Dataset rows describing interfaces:
# # # # #

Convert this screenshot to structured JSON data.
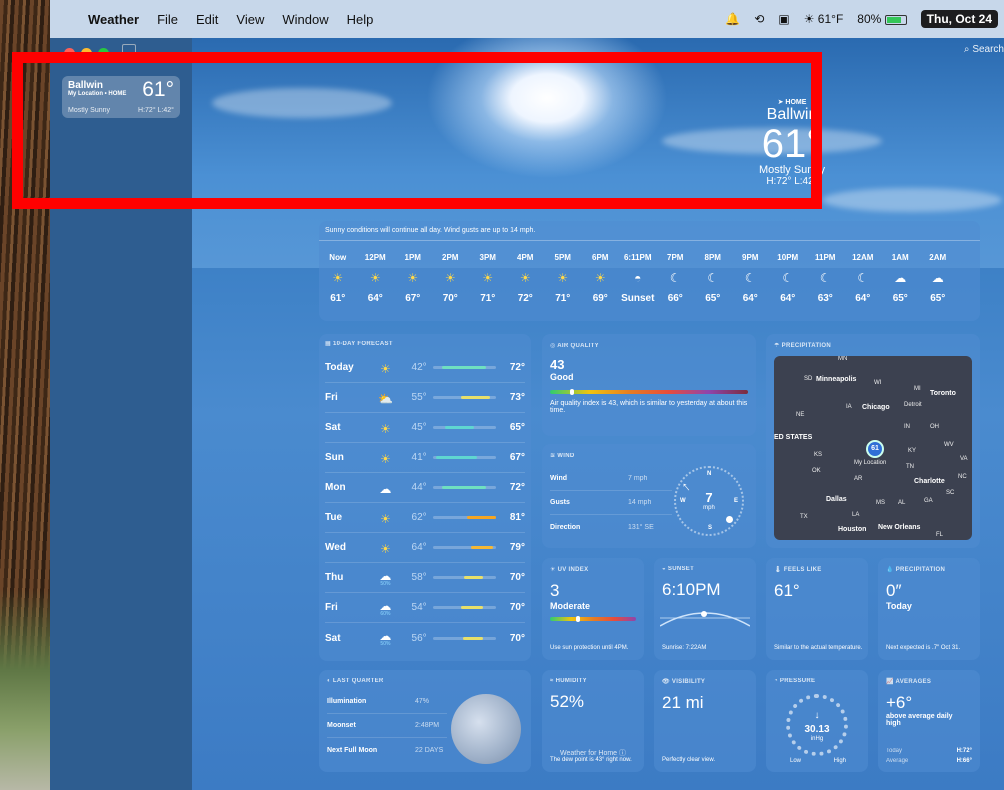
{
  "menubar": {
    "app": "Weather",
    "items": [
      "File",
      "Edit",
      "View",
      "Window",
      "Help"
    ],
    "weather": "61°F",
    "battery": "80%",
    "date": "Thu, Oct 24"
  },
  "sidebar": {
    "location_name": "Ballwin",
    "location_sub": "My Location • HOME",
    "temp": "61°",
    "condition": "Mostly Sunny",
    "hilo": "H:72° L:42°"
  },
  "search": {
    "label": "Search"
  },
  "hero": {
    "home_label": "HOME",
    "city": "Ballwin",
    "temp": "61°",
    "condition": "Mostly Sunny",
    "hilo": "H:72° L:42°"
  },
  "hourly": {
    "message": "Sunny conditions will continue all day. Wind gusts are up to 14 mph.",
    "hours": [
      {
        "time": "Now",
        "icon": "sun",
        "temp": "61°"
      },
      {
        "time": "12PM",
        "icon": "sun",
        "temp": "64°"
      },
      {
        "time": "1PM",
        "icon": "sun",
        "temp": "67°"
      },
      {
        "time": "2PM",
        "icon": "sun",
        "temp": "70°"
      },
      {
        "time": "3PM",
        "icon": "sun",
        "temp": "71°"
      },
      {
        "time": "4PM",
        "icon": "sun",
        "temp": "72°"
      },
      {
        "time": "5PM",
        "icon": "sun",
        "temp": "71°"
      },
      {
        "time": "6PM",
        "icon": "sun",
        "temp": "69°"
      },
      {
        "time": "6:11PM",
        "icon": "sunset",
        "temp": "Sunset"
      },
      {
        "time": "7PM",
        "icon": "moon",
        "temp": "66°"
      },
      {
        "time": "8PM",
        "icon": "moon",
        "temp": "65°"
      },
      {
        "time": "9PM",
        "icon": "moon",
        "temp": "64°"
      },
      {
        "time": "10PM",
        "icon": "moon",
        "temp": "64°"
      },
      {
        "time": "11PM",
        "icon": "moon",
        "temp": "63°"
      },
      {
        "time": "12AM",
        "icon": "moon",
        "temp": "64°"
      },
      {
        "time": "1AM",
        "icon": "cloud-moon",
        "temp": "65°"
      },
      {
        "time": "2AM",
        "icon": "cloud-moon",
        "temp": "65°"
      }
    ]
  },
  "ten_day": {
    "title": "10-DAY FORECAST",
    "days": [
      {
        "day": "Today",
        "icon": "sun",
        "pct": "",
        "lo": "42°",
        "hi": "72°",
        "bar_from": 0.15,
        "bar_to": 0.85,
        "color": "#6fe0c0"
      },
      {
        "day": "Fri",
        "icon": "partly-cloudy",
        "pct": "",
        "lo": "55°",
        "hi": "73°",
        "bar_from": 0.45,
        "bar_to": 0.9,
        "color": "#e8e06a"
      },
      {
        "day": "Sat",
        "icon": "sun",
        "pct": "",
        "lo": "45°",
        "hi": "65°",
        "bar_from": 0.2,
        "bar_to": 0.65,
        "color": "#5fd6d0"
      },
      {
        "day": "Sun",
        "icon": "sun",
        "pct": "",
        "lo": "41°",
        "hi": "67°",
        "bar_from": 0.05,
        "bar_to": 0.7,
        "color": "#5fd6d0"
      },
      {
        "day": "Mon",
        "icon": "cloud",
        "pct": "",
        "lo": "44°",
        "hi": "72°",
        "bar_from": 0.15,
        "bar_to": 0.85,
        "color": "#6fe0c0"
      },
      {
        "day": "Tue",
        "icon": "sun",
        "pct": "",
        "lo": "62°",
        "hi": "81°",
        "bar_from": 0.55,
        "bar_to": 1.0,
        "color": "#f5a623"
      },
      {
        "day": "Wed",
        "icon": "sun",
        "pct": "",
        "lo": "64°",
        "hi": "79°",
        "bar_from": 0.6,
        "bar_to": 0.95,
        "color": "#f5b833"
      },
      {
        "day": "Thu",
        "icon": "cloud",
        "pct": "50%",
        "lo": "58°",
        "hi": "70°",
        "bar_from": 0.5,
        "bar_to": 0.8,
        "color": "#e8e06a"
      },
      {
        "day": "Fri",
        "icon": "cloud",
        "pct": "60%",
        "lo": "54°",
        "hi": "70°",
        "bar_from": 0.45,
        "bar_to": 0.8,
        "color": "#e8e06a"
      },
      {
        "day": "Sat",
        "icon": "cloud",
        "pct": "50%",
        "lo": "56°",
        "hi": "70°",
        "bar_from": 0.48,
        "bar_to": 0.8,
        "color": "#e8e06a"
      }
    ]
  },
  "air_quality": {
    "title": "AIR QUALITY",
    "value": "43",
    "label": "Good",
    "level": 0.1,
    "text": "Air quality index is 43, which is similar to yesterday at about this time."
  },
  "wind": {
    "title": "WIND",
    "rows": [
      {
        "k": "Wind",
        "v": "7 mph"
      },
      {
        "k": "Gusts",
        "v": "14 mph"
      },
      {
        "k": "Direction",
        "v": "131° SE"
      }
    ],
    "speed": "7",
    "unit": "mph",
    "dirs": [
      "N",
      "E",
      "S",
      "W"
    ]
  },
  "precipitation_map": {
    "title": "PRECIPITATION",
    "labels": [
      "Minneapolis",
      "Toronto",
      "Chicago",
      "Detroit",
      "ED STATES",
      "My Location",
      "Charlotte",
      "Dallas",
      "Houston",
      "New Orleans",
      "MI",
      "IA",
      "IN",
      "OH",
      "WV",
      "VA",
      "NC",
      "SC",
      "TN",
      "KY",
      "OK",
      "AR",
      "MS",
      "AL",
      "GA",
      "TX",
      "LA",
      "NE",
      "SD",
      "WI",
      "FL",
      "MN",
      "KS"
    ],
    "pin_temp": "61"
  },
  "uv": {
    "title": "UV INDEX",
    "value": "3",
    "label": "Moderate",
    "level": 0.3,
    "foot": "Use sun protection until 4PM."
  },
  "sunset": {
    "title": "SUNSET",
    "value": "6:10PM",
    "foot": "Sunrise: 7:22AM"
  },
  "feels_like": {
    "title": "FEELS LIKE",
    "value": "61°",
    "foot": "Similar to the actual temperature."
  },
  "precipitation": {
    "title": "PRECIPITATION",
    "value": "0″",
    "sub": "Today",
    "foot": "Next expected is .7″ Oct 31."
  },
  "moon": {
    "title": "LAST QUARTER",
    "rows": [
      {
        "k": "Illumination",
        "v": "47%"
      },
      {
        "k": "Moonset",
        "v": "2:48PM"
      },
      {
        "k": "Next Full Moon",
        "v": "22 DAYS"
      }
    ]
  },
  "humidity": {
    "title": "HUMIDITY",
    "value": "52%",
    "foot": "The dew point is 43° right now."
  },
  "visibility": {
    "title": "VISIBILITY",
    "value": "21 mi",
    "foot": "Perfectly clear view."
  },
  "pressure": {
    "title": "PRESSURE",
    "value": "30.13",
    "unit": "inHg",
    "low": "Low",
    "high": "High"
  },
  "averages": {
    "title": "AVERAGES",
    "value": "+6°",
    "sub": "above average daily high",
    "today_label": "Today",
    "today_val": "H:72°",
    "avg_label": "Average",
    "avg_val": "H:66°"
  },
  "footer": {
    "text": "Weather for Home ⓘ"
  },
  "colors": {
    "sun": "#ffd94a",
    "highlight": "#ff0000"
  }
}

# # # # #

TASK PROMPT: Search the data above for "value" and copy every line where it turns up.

RESULT OF THE TASK:
    "value": "43",
    "value": "3",
    "value": "6:10PM",
    "value": "61°",
    "value": "0″",
    "value": "52%",
    "value": "21 mi",
    "value": "30.13",
    "value": "+6°",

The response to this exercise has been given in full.